SOURCE RECORDS:
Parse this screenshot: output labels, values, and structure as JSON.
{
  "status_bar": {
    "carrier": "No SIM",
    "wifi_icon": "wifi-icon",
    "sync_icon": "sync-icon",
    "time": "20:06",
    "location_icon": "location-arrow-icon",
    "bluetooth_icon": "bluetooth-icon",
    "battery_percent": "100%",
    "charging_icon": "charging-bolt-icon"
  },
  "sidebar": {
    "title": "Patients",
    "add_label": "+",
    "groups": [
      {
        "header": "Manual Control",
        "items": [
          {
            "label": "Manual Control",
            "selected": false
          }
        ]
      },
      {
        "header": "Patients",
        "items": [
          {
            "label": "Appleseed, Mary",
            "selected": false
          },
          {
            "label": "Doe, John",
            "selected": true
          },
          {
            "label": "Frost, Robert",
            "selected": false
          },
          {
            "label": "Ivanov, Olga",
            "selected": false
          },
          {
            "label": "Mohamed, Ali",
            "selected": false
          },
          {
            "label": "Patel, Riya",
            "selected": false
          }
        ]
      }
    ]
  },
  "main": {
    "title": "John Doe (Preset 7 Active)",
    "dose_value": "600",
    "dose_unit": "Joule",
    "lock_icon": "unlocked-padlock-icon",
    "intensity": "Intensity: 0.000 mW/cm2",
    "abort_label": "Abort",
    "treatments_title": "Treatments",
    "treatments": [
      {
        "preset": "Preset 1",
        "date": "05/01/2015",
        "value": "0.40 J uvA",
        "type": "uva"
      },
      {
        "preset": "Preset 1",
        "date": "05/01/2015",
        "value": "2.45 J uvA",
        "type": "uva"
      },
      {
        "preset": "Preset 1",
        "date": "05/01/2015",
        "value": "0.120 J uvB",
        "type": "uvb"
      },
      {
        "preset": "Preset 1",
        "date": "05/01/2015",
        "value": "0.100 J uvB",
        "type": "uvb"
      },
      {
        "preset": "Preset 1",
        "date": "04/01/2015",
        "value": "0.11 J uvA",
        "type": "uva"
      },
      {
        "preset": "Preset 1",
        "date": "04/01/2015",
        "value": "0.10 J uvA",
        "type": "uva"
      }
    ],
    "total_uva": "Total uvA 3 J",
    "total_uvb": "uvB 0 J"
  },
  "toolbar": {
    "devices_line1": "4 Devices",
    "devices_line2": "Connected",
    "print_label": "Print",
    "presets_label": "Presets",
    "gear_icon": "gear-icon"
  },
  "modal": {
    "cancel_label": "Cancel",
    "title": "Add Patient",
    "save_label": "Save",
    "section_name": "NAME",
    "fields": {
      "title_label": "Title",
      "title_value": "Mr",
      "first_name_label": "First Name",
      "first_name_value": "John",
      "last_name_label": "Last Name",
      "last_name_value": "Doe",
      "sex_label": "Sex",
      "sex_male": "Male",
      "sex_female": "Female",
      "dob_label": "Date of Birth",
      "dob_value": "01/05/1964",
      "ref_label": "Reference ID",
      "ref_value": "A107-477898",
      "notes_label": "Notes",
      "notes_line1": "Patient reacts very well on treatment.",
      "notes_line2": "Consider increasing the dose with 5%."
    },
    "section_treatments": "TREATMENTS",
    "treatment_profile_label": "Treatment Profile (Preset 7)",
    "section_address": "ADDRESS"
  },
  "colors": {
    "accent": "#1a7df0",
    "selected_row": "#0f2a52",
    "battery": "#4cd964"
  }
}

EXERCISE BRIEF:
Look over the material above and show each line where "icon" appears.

RESULT FOR THIS TASK:
    "wifi_icon": "wifi-icon",
    "sync_icon": "sync-icon",
    "location_icon": "location-arrow-icon",
    "bluetooth_icon": "bluetooth-icon",
    "charging_icon": "charging-bolt-icon"
    "lock_icon": "unlocked-padlock-icon",
    "gear_icon": "gear-icon"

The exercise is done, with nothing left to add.